#### WORK TO COMPLETE:
Among the records, which lines hold the word "label"? Pick them out.

(Data records)
________________________________________
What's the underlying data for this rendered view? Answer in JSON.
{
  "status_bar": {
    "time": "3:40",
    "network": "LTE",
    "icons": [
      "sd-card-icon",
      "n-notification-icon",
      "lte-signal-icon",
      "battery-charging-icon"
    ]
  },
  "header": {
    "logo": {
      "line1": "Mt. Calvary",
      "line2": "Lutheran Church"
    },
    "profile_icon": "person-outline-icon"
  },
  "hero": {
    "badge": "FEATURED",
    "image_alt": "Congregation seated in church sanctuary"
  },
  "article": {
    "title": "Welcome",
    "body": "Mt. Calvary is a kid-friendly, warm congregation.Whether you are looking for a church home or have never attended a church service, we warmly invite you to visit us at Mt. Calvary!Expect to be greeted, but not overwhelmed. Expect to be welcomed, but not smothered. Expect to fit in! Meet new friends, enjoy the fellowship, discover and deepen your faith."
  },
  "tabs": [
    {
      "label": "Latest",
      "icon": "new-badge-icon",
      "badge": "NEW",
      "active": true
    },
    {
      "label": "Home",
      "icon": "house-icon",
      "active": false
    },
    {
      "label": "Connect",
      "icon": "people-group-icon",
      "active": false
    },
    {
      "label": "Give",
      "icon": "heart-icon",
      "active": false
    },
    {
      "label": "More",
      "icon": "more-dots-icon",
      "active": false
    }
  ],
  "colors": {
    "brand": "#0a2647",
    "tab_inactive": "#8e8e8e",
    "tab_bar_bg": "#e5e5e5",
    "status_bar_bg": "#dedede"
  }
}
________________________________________
#### WRITTEN SOLUTION:
      "label": "Latest",
      "label": "Home",
      "label": "Connect",
      "label": "Give",
      "label": "More",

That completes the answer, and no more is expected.